• Monoclonal Antibodies- The treatment fuses radioactive iodine to a monoclonal antibody. These antibodies are used as guided missiles to target and destroy malignant cells in leukemia patients. Since the antibody attaches to specific sites on the surface of the cancerous white blood cells but not to normal tissues, it focuses the radiation effect on the leukemia cells.

• Blood Cell Growth Factors-These are naturally occurring body proteins that help regulate the number of blood cells in circulation. These factors can be genetically engineered into drugs and used to treat acute leukemia, lymphoma and myeloma.
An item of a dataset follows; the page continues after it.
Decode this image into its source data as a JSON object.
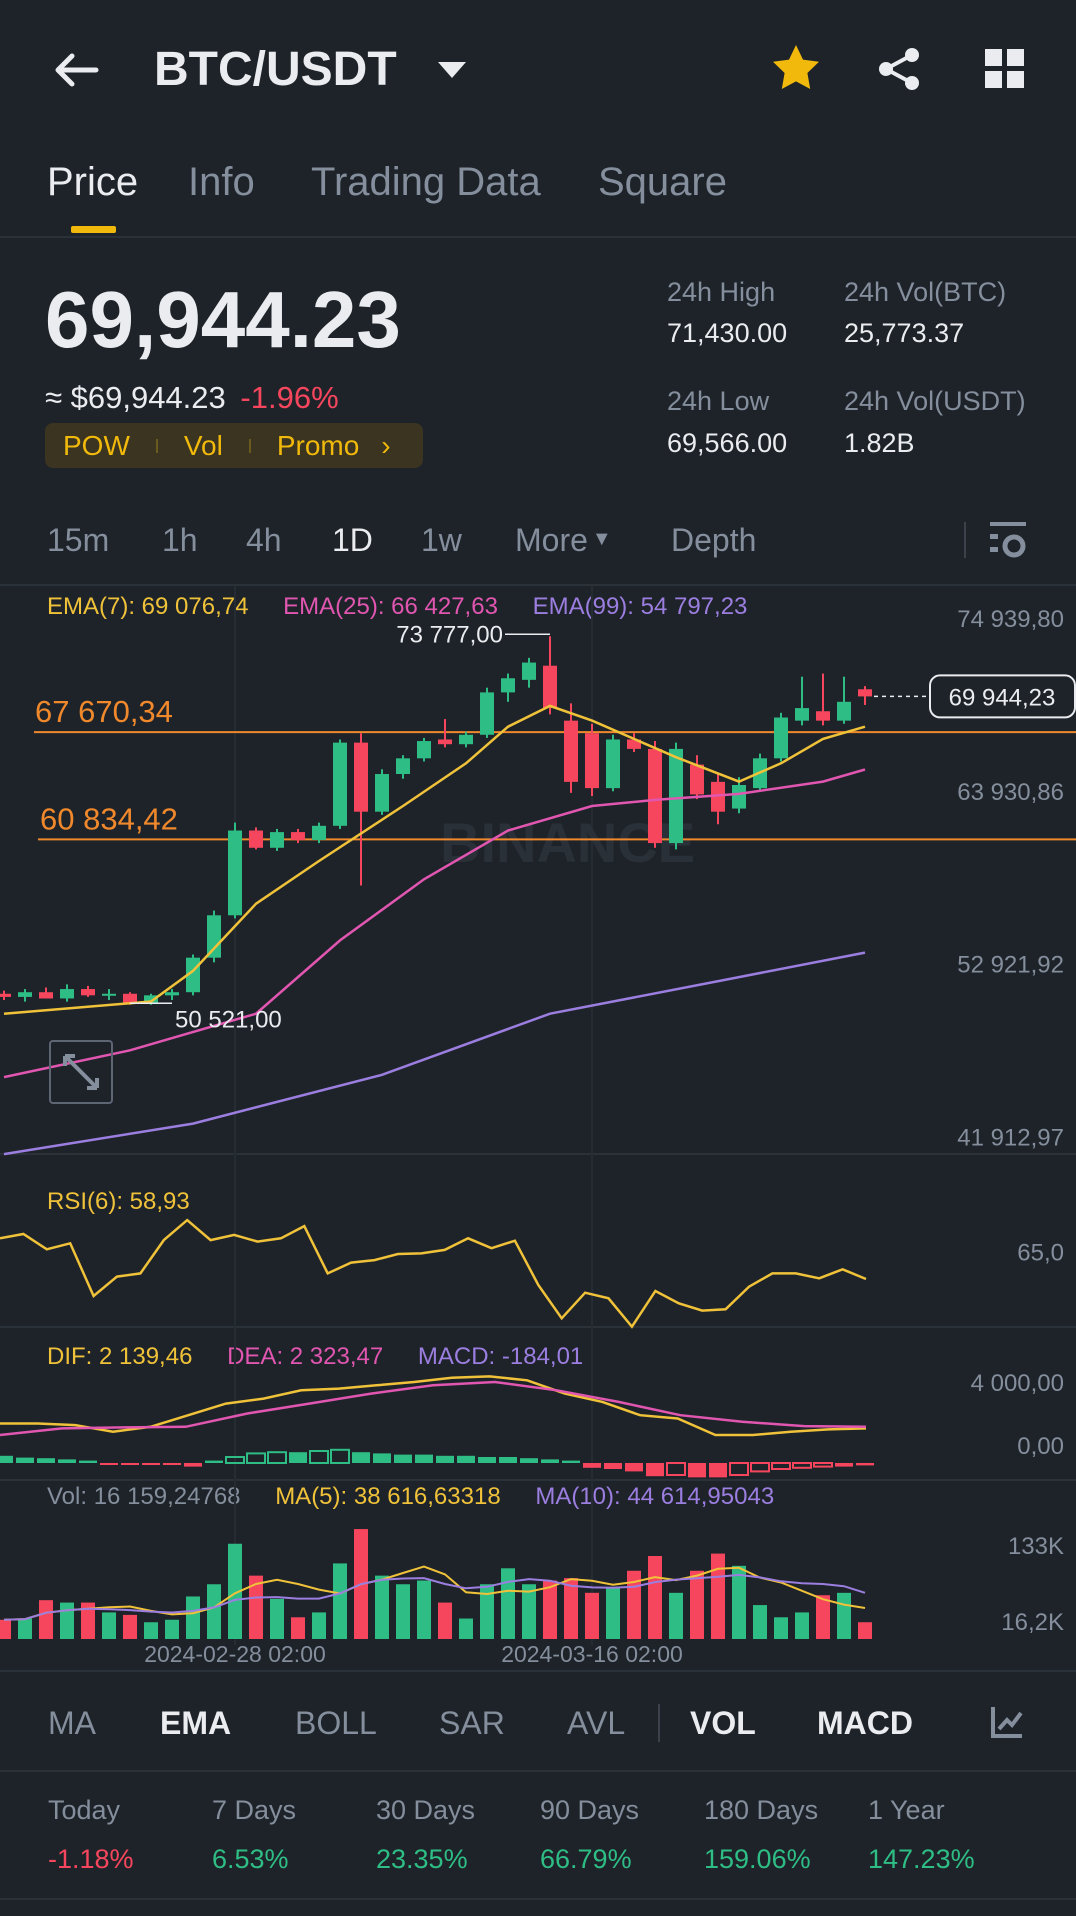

• Umbilical Cord Blood- Transplant specialists use blood from the umbilical cord and placenta of newborns to replace the diseased marrow of children with leukemia who no longer responded to conventional methods of treatment. Umbilical cord blood is an excellent source of stem cells (also present in marrow) that can reconstitute a healthy blood cell population. LSA researchers were among the first in the nation to perform cord blood transplants from unrelated donors.

• New Drugs-Leukemia & Lymphoma Society researchers are evaluating drugs in development and novel drug combinations as the foundation for more promising new treatments. The use of purine nucleotides such as 2-chlorodeoxyadenosine (2-CdA), is under investigation for patients with chronic lymphocytic leukemia and acute myelogenous leukemia.


Mission Moment
In Memory Of Luz E. Burgos
New York, NY
United States
female
Lived with Leukemia - rare type for 2 months

My mother was diagnosed with a rare form of leukemia on Mother's Day of 2006, at the age of 62. Unfortunately, she died two months later. She chose to spend the rest of her days at Zicklin Hospice in NYC. They made her last days absolutely wonderful. Until the day she passed she had a smile on her face because of all the support she received. Please, please, if your loved one chooses this path, please support them and enjoy the time they have left. My mother was an amazing woman full of life, love and happiness. She lived and died that way.